Dr. Pasternak entered the medical field with the goal to specialize in endocrinology due to personal family experiences with chronic endocrine disease. However, after becoming involved in surgery during a medical elective, he discovered his fascination with the field. “The ability to work with my hands and combine medical knowledge to cure disease instantaneously was amazing”, Dr. Pasternak recounts. During his journey, he was mentored by Canadian leaders in endocrine surgery, including Drs. Adrienne Melk, Lorne Rotstein and Janice Pasieka who have made impactful contributions in this field. He has also been trained by endocrine surgery pioneers at University of California San Francisco. His work there involved understanding the fine meticulous operations and the complex medical feedback mechanisms, critical to treating patients in the field of surgical endocrinology. Dr. Pasternak has also completed his graduate studies at Harvard University in clinical epidemiology and biostatistics.

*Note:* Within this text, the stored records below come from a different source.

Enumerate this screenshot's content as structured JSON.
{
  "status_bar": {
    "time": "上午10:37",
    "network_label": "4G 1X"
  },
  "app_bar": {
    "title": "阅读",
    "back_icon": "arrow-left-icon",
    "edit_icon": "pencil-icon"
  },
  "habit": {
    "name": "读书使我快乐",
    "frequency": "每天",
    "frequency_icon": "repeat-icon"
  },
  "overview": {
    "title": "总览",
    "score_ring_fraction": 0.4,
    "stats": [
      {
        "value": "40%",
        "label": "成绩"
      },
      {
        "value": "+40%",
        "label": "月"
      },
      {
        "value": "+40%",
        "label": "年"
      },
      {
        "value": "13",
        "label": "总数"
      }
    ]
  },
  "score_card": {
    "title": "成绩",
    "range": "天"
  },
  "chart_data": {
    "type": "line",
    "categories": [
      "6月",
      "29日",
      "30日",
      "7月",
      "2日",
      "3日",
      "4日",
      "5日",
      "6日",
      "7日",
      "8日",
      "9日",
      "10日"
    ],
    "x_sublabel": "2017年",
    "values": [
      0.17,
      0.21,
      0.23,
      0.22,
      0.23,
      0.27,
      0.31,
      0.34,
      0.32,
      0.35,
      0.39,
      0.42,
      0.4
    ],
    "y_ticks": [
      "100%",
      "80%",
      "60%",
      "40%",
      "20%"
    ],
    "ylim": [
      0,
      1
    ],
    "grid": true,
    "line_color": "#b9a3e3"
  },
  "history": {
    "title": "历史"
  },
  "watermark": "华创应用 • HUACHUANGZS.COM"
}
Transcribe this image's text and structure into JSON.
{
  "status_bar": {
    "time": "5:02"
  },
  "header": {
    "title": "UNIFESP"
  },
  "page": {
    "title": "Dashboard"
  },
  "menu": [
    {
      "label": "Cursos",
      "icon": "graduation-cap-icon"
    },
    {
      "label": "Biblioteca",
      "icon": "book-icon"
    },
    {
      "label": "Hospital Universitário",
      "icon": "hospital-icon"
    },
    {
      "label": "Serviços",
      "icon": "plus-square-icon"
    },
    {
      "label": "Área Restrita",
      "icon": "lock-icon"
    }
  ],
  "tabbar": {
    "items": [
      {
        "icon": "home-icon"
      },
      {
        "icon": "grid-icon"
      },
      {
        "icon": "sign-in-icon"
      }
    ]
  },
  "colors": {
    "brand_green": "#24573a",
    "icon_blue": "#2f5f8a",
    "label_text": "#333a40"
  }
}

Aside from his clinical work, Dr. Pasternak spends much of his time within his research program. He was first interested in research as a high-school student working in a genetics lab at SickKids hospital. During his undergraduate career at McGill University, he realized that it was difficult to highlight early career researchers in established peer-reviewed journals. This inspired him to co-found the McGill Science Undergraduate Research Journal with his fellow students. The journal published its first issue in 2005 and continues to be a success to this day, highlighting dozens of undergraduate researchers.
Today, Dr. Pasternak mentors multiple graduate students who have come to work with him from universities across the world. He remarked that his “proudest academic accomplishment was when he awarded his first student a PhD.” That student is now an academic surgeon, teaching and mentoring their own students. “This is the idea behind academic surgery, you may help one person in an operating room theater, but you help many by teaching someone how to perform that operation,” this seems to be his motto on surgical education. Within the world of research, he believes this idea applies even more dramatically. “If you can provide students with an approach to ask and answer questions, the potential for discovery to help save and improve patients’ lives is endless.”
Dr. Pasternak is a dedicated researcher who volunteers much of his time to the professional development of his trainees. To conclude, he shares a curious aspect to his story: “I did not have a clear vision of my career early on. I wanted to be an innovator and make an impact in the field, so I think putting those ideas together are what carried me through to the place that I am today and hopefully will continue to guide me as I move through my career.”